The initial action of the National Assembly had to be one of resistance. It was concentrated above all in the finance committee, made up of men belonging to the rich class. Resisting mad and subversive demands, rebuffing progressively increasing taxes, paper money, the taking over of private industry by the state, and the suspension of national debts: such was its laborious task. I played my part, and I ask you, citizens, if I had been a socialist, would this committee have selected me eight times in a row to be its vice president?
Once the work of resistance was completed, the work of reform remained to be carried out in the 1849 budget. So many unevenly shared taxes needed to be changed! So many restrictions needed to be removed! Just take this business of conscription, for example (they have since renamed it “recruitment”), a tax of seven years on lives, drawn from a hat! Given these droits réunis (now known as indirect contributions), a regressive income tax affecting the poor disproportionately, are these not well-founded complaints from the people? After the days in June when anarchy was defeated, the National Assembly considered that the time had come to enter resolutely and spontaneously this avenue of reparation dictated by equity and even by prudence.
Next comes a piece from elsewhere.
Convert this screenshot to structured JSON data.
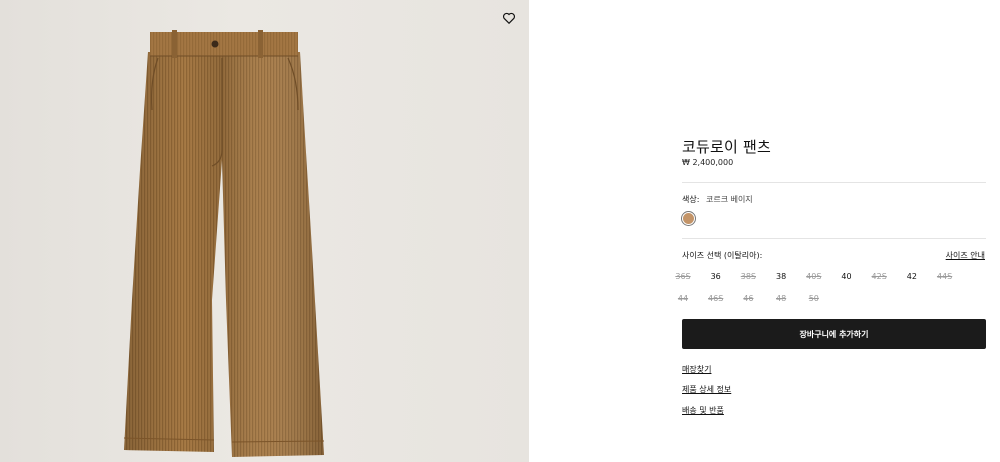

The finance committee, through its composition, was less inclined to this second task than the first. New people had been introduced into it by bielections, and it was constantly being said that, far from changing taxes, we would be very happy if we could have reestablished the situation just as it had been before February.
For this reason, the Assembly entrusted to a commission of thirty members the task of preparing the budget. It charged another commission with harmonizing the tax on drink with the principles of liberty and equality enshrined in the constitution. I was a member of both and, much as I ardently rebuffed utopian demands, I was equally ardent in carrying out just reform.
It would take too long to relate here how the good intentions of the Assembly were paralyzed. History will reveal this. But you can understand my line of conduct. What I am reproached for is precisely what I am proud of. Yes, I have voted with the right against the left when it was a matter of resisting the excesses of mistaken popular ideas. Yes, I have voted with the left against the right when the legitimate complaints of the poor, suffering classes were being ignored.
Because of this, I may have alienated both parties and will remain crushed in the center. No matter. I am conscious of having been faithful to my commitments, logical, impartial, just, prudent, and in control of myself. Those who accuse me doubtless feel strong enough to do better. If this is so, let the constituency nominate them in my place. I will endeavor to forget that I have lost its confidence by remembering that I obtained it once, and it is not a slight tremor of self-love that will efface the profound gratitude I owe it.
I remain, my dear fellow countrymen, your faithful servant.
The revolution of 1848.
See “To the Electors of the Département of the Landes,” p. 341, and note 10, p. 345.
A so-called bielection is an election held in a district to replace a deputy who died or resigned.